▶ Instructions for the task
Give back each entry word for word, but drop the images.

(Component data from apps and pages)
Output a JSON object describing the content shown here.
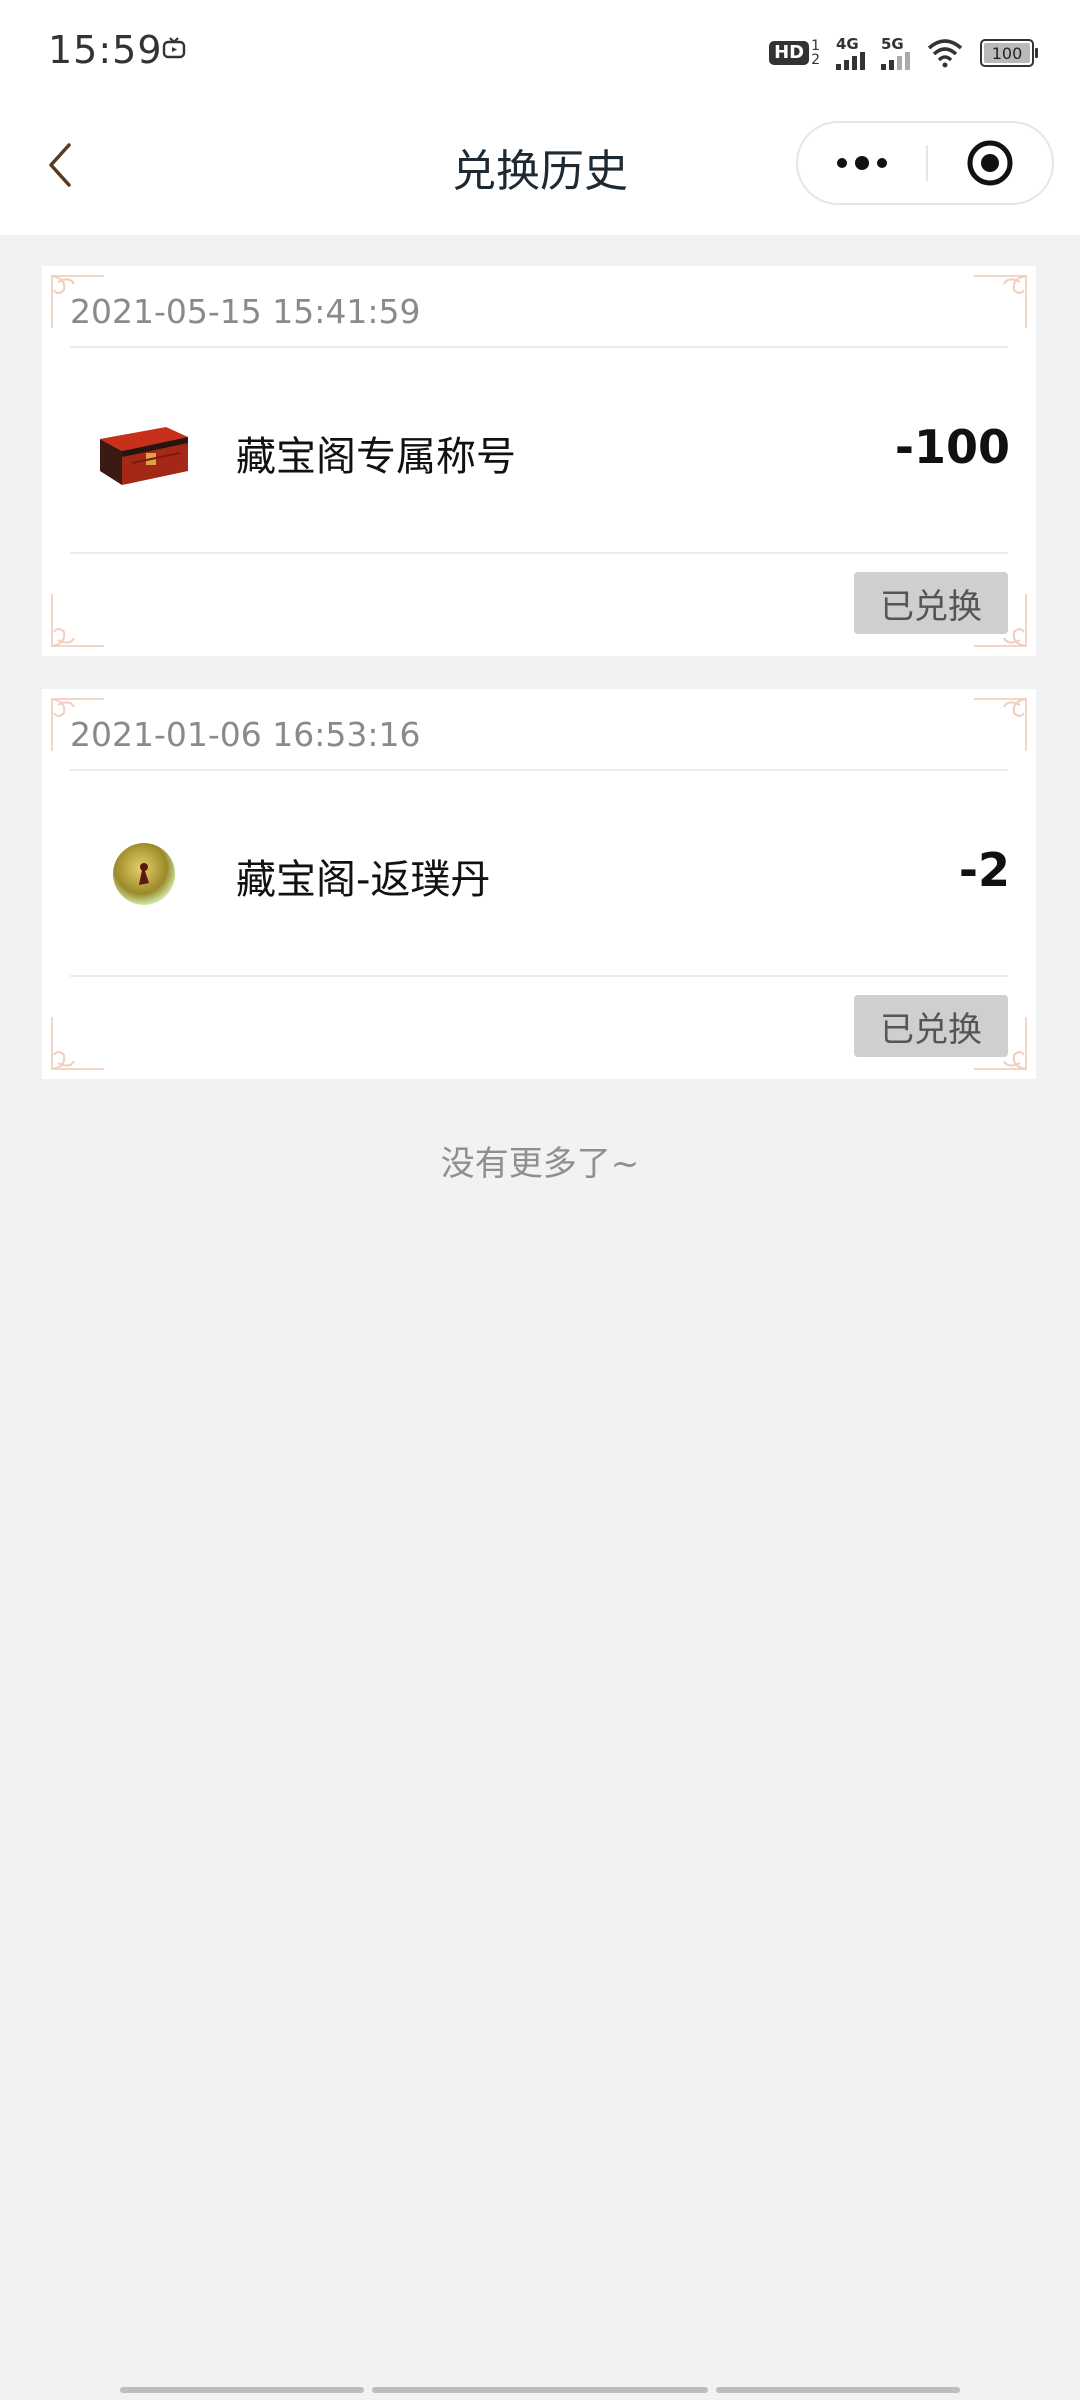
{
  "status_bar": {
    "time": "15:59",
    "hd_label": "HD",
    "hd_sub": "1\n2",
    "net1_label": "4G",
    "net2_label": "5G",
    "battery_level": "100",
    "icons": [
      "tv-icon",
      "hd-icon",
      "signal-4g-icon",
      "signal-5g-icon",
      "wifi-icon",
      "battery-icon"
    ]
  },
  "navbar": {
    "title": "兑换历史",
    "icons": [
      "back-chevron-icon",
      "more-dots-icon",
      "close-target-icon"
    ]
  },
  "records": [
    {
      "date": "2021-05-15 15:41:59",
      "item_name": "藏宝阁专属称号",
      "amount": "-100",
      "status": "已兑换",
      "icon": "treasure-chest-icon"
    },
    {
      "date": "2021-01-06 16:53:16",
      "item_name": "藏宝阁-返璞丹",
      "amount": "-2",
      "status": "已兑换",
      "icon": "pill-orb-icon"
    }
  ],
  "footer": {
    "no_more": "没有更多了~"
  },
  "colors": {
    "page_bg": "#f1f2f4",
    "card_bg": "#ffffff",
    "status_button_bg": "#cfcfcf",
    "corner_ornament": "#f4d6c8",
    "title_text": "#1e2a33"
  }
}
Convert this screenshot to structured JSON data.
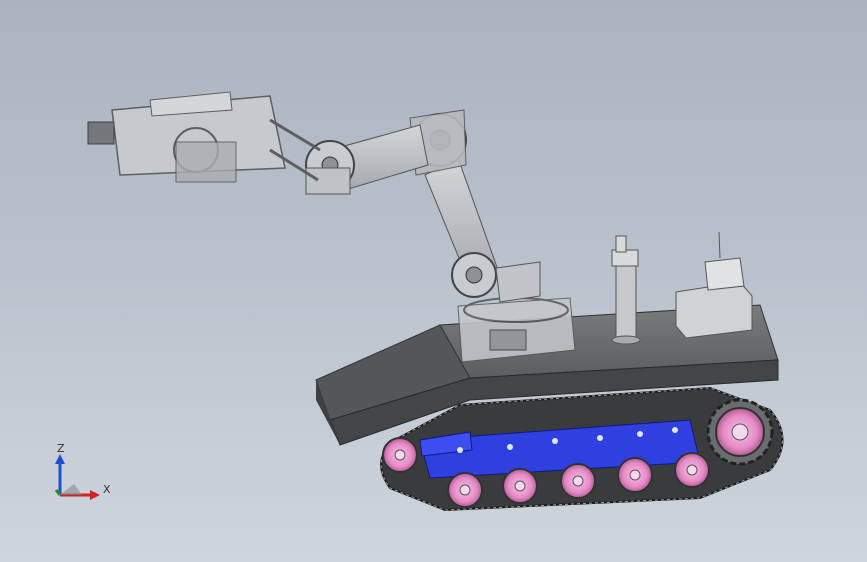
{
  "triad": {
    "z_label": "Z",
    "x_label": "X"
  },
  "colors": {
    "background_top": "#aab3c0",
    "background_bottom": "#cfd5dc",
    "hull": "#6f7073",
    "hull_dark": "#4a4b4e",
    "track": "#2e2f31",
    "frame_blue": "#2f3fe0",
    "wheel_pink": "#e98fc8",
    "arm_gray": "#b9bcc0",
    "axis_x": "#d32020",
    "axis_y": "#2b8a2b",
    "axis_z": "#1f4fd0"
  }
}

▶ Your solution
Output a JSON object describing the content shown here.
{
  "status_bar": {
    "time": "15:59",
    "hd_label": "HD",
    "hd_sub": "1\n2",
    "net1_label": "4G",
    "net2_label": "5G",
    "battery_level": "100",
    "icons": [
      "tv-icon",
      "hd-icon",
      "signal-4g-icon",
      "signal-5g-icon",
      "wifi-icon",
      "battery-icon"
    ]
  },
  "navbar": {
    "title": "兑换历史",
    "icons": [
      "back-chevron-icon",
      "more-dots-icon",
      "close-target-icon"
    ]
  },
  "records": [
    {
      "date": "2021-05-15 15:41:59",
      "item_name": "藏宝阁专属称号",
      "amount": "-100",
      "status": "已兑换",
      "icon": "treasure-chest-icon"
    },
    {
      "date": "2021-01-06 16:53:16",
      "item_name": "藏宝阁-返璞丹",
      "amount": "-2",
      "status": "已兑换",
      "icon": "pill-orb-icon"
    }
  ],
  "footer": {
    "no_more": "没有更多了~"
  },
  "colors": {
    "page_bg": "#f1f2f4",
    "card_bg": "#ffffff",
    "status_button_bg": "#cfcfcf",
    "corner_ornament": "#f4d6c8",
    "title_text": "#1e2a33"
  }
}
Convert this screenshot to structured JSON data.
{
  "triad": {
    "z_label": "Z",
    "x_label": "X"
  },
  "colors": {
    "background_top": "#aab3c0",
    "background_bottom": "#cfd5dc",
    "hull": "#6f7073",
    "hull_dark": "#4a4b4e",
    "track": "#2e2f31",
    "frame_blue": "#2f3fe0",
    "wheel_pink": "#e98fc8",
    "arm_gray": "#b9bcc0",
    "axis_x": "#d32020",
    "axis_y": "#2b8a2b",
    "axis_z": "#1f4fd0"
  }
}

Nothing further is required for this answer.